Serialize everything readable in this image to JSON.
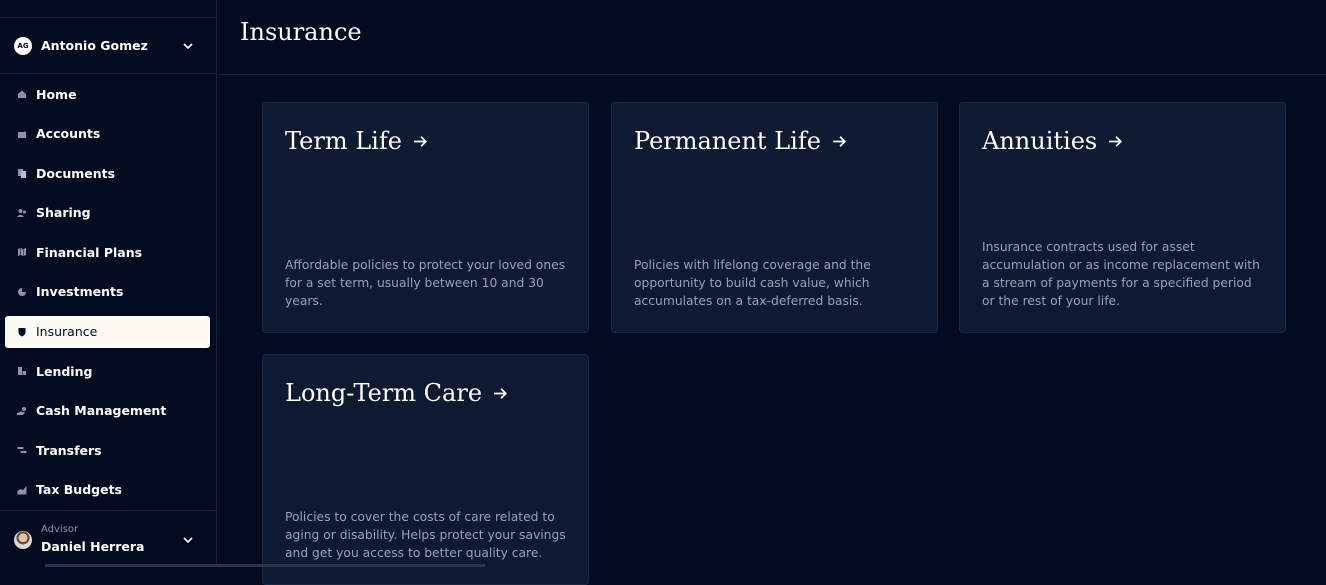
{
  "user": {
    "initials": "AG",
    "name": "Antonio Gomez"
  },
  "nav": [
    {
      "label": "Home",
      "icon": "home-icon"
    },
    {
      "label": "Accounts",
      "icon": "wallet-icon"
    },
    {
      "label": "Documents",
      "icon": "documents-icon"
    },
    {
      "label": "Sharing",
      "icon": "people-icon"
    },
    {
      "label": "Financial Plans",
      "icon": "map-icon"
    },
    {
      "label": "Investments",
      "icon": "pie-chart-icon"
    },
    {
      "label": "Insurance",
      "icon": "shield-icon",
      "active": true
    },
    {
      "label": "Lending",
      "icon": "building-icon"
    },
    {
      "label": "Cash Management",
      "icon": "hand-coin-icon"
    },
    {
      "label": "Transfers",
      "icon": "transfer-icon"
    },
    {
      "label": "Tax Budgets",
      "icon": "chart-up-icon"
    }
  ],
  "advisor": {
    "caption": "Advisor",
    "name": "Daniel Herrera"
  },
  "page": {
    "title": "Insurance"
  },
  "cards": [
    {
      "title": "Term Life",
      "description": "Affordable policies to protect your loved ones for a set term, usually between 10 and 30 years."
    },
    {
      "title": "Permanent Life",
      "description": "Policies with lifelong coverage and the opportunity to build cash value, which accumulates on a tax-deferred basis."
    },
    {
      "title": "Annuities",
      "description": "Insurance contracts used for asset accumulation or as income replacement with a stream of payments for a specified period or the rest of your life."
    },
    {
      "title": "Long-Term Care",
      "description": "Policies to cover the costs of care related to aging or disability. Helps protect your savings and get you access to better quality care."
    }
  ],
  "colors": {
    "background": "#020b1f",
    "card": "#0e1a31",
    "active_nav": "#fcfcf2",
    "muted_text": "#98a0b3"
  }
}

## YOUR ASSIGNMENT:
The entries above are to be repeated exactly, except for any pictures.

## EXERCISE OUTPUT:
Serialize everything readable in this image to JSON.
{
  "user": {
    "initials": "AG",
    "name": "Antonio Gomez"
  },
  "nav": [
    {
      "label": "Home",
      "icon": "home-icon"
    },
    {
      "label": "Accounts",
      "icon": "wallet-icon"
    },
    {
      "label": "Documents",
      "icon": "documents-icon"
    },
    {
      "label": "Sharing",
      "icon": "people-icon"
    },
    {
      "label": "Financial Plans",
      "icon": "map-icon"
    },
    {
      "label": "Investments",
      "icon": "pie-chart-icon"
    },
    {
      "label": "Insurance",
      "icon": "shield-icon",
      "active": true
    },
    {
      "label": "Lending",
      "icon": "building-icon"
    },
    {
      "label": "Cash Management",
      "icon": "hand-coin-icon"
    },
    {
      "label": "Transfers",
      "icon": "transfer-icon"
    },
    {
      "label": "Tax Budgets",
      "icon": "chart-up-icon"
    }
  ],
  "advisor": {
    "caption": "Advisor",
    "name": "Daniel Herrera"
  },
  "page": {
    "title": "Insurance"
  },
  "cards": [
    {
      "title": "Term Life",
      "description": "Affordable policies to protect your loved ones for a set term, usually between 10 and 30 years."
    },
    {
      "title": "Permanent Life",
      "description": "Policies with lifelong coverage and the opportunity to build cash value, which accumulates on a tax-deferred basis."
    },
    {
      "title": "Annuities",
      "description": "Insurance contracts used for asset accumulation or as income replacement with a stream of payments for a specified period or the rest of your life."
    },
    {
      "title": "Long-Term Care",
      "description": "Policies to cover the costs of care related to aging or disability. Helps protect your savings and get you access to better quality care."
    }
  ],
  "colors": {
    "background": "#020b1f",
    "card": "#0e1a31",
    "active_nav": "#fcfcf2",
    "muted_text": "#98a0b3"
  }
}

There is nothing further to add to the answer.